Screened gem: Edith Green Wendell Wyatt federal building's transformation nears completion
BY BRIAN LIBBY
For most of its history, the Edith Green Wendell Wyatt federal building has been hiding in plain sight: a bland, nondescript office building across Chapman Square from City Hall. But for the past year, a remarkable transformation has been taking place as the building has had its entire facade removed and a new one of glass with metal screens (and eventually vegetation) taking its place.
Traveling regularly from home in Southeast Portland to downtown, I've watched the Wyatt for the past year with curiosity and, as of late, excitement. The new Wyatt building may be turning out as something special and exceptional, at least if the shading devices on its west facade are any indication.
The modernization of the circa-1974 Wyatt, which was funded by the American Recovery and Reinvestment Act and fashioned in a partnership between James Cutler (of Cutler Anderson) and SERA Architects, is part of the Government Service Administration's design excellence program for federal buildings, which used to favor sculptural excellence but has in recent times come to focus more on sustainable design innovation. It's set to achieve LEED Platinum certification from the US Green Building Council and is expected to achieve a 55-60 percent reduction in energy use compared to a normal code-designed building as well as a 65 percent reduction in potable water consumption.
The 18-story, 512,474-square-foot building is not only a rebirth of the original Wyatt, but the renovation itself is flourishing today near completion after initially being left for dead. It was originally commissioned in 2005, but lost its initial funding. The project was on hold for much of 2007 and 2008 before receiving the aforementioned ARRA funds in 2009.
Originally, Cutler and SERA designed a series of vegetative fins for the west facade, but in the renewed post-2009 project, it was revamped into clusters of slender metal rods going up to the 18th floor. The architects felt they couldn't afford the risk of the vegetative facade failing. The metal shading devices, though, will have vegetation growing on them, initially just the first three floors but, as the plants grow, stretching up the rest of the facade.
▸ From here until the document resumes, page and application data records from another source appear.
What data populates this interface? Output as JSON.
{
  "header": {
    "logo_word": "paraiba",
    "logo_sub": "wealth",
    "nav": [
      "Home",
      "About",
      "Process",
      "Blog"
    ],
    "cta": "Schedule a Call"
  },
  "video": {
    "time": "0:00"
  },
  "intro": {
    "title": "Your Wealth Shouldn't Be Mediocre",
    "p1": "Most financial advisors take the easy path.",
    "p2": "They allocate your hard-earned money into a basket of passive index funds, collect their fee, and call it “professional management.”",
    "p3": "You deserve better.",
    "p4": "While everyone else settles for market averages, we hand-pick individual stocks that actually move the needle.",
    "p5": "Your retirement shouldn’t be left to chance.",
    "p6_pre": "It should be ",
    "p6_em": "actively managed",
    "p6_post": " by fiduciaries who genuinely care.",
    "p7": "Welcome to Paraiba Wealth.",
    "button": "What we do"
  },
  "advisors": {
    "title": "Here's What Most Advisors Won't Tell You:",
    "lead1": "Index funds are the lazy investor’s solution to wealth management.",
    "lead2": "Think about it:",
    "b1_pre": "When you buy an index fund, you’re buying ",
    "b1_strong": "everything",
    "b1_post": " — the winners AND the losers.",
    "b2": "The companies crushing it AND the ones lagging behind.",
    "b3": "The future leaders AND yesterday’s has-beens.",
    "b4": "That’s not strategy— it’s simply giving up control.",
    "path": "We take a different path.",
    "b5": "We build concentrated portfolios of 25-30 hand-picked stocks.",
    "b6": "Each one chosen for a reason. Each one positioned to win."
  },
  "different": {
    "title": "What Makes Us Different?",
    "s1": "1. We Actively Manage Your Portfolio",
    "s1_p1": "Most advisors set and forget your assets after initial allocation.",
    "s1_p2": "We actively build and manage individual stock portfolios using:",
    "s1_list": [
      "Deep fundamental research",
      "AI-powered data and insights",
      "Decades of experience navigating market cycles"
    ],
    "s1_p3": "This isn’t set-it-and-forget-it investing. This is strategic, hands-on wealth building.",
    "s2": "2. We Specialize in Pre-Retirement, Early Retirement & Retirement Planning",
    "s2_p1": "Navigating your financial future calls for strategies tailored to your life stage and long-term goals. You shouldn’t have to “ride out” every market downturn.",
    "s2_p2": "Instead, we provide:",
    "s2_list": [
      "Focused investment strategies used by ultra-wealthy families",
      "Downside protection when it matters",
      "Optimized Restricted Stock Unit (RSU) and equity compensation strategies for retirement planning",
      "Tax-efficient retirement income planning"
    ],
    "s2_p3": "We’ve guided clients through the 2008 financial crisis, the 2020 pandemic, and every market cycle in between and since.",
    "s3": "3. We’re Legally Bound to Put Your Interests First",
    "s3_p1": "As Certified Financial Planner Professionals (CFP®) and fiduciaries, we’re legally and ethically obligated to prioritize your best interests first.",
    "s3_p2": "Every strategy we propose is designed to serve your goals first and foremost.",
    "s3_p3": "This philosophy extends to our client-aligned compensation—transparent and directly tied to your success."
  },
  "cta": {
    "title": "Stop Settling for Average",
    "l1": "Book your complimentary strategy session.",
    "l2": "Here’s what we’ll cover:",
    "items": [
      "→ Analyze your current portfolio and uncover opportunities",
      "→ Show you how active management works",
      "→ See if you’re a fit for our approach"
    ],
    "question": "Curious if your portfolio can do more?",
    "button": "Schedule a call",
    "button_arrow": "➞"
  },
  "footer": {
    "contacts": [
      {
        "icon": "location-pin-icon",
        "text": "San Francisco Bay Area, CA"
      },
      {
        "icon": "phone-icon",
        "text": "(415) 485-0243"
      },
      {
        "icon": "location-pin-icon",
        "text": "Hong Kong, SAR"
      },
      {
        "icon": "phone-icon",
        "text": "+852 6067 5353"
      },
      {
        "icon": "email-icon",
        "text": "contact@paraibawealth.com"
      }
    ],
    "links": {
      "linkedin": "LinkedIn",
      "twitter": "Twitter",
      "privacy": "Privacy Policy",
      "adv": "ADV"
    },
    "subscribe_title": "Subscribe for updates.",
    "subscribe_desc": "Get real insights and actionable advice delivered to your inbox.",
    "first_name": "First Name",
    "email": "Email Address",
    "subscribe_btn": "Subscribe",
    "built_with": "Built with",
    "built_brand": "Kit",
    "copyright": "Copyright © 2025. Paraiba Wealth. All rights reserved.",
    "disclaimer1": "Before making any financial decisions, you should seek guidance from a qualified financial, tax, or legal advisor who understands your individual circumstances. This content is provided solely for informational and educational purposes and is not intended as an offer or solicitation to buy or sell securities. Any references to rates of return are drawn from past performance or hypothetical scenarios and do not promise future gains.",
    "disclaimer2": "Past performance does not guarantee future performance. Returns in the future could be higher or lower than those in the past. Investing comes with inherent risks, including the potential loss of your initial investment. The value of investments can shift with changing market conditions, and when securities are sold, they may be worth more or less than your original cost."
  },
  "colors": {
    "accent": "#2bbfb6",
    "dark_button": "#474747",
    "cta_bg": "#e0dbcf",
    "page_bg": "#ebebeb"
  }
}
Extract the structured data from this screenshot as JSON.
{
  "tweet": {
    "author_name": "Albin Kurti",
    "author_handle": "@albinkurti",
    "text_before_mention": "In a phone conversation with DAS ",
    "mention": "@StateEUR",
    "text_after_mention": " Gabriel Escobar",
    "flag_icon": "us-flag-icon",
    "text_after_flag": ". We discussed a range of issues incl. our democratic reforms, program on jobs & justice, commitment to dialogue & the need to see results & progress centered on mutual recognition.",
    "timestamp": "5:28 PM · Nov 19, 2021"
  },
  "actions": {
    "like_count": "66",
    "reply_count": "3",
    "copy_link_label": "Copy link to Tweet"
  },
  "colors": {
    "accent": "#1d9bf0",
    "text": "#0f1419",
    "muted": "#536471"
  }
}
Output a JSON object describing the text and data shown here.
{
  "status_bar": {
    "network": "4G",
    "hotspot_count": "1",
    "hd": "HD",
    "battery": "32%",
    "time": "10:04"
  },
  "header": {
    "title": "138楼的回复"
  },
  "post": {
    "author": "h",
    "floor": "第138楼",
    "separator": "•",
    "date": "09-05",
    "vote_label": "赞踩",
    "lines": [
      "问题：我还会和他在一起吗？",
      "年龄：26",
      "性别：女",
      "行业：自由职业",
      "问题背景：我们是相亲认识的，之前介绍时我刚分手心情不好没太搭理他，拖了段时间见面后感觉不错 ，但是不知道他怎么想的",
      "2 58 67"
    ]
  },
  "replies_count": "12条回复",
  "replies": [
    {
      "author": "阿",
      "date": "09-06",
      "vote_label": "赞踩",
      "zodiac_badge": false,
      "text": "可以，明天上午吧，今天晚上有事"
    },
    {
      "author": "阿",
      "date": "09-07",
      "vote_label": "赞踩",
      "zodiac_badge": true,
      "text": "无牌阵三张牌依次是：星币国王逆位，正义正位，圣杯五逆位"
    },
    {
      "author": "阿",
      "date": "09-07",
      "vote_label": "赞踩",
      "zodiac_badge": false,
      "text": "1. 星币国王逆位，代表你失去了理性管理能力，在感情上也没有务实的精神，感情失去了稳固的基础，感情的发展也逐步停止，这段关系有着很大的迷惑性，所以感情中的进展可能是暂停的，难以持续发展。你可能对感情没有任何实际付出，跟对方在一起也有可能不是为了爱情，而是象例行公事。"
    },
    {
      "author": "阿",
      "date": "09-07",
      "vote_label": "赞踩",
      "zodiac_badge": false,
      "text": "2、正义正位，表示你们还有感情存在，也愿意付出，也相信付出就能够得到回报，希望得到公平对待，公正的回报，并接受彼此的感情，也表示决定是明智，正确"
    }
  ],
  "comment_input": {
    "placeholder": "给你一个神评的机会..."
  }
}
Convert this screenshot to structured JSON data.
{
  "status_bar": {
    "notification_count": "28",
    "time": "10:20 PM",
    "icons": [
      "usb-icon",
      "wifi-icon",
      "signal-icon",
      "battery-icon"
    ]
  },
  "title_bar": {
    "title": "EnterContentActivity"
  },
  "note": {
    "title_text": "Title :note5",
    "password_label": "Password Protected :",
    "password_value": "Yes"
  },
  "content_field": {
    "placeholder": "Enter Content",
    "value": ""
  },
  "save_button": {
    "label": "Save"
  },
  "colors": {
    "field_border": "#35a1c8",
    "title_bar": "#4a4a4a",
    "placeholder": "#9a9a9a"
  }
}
Although there are also shading devices on the buidings additional exterior surfaces, it's really the west facade that is the bold gesture (to address afternoon solar orientation and the lack of a building directly across the street), resembling a gigantic succession of icycles moving up and down the building. Cutler also endeavored to ensure that the rest of the glassy walls were as simple and uncluttered as possible, which draws ones eyes all the more to the west facade.
At the same time, the signature shading devices are not the only energy-efficient or visually arresting design move at the Wyatt. For example, a new solar array on the roof will offset up to six percent of the building’s energy consumption. The rooftop is tilted to point toward optimal solar orientation, giving this boxy building an angular top. An innovative elevator system will actually generate energy as it moves downward. The design also peels back, at selected intervals, the bones of the original building to reveal its original steel and concrete. One senses that this is a building with multiple stages of history. And as if its bold look and efficient performance weren't enough, SERA led a collaborative construction effort with builder Howard S. Wright that has reduced a 27-month construction period to only 14 months. Even the most reactionary, tin-hatted critics of government spending ought to offer applause.
Just down the street from the Edith Green Wendell Wyatt building, another landmark sustainable project SERA has co-designed, the Oregon Sustainability Center (in collaboration with GBD Architects) has faced difficulty. Its funding mechanism is in question after the state declined to offer up its share of the cost, and while the OSC may be even more impressive than the Wyatt in its sustainable performance (the project is designed to meet rigid Living Building Challenge strictures for net-zero energy and water consumption), renderings show something not nearly as visually compelling as the Wyatt despite considerable improvement over its original conceptual designs.
The Wyatt, in this way, may come to symbolize a relatively rare alchemy in the architecture of Portland or beyond: a leading-edge sustainable building project that also possesses, through its innovations, a striking beauty.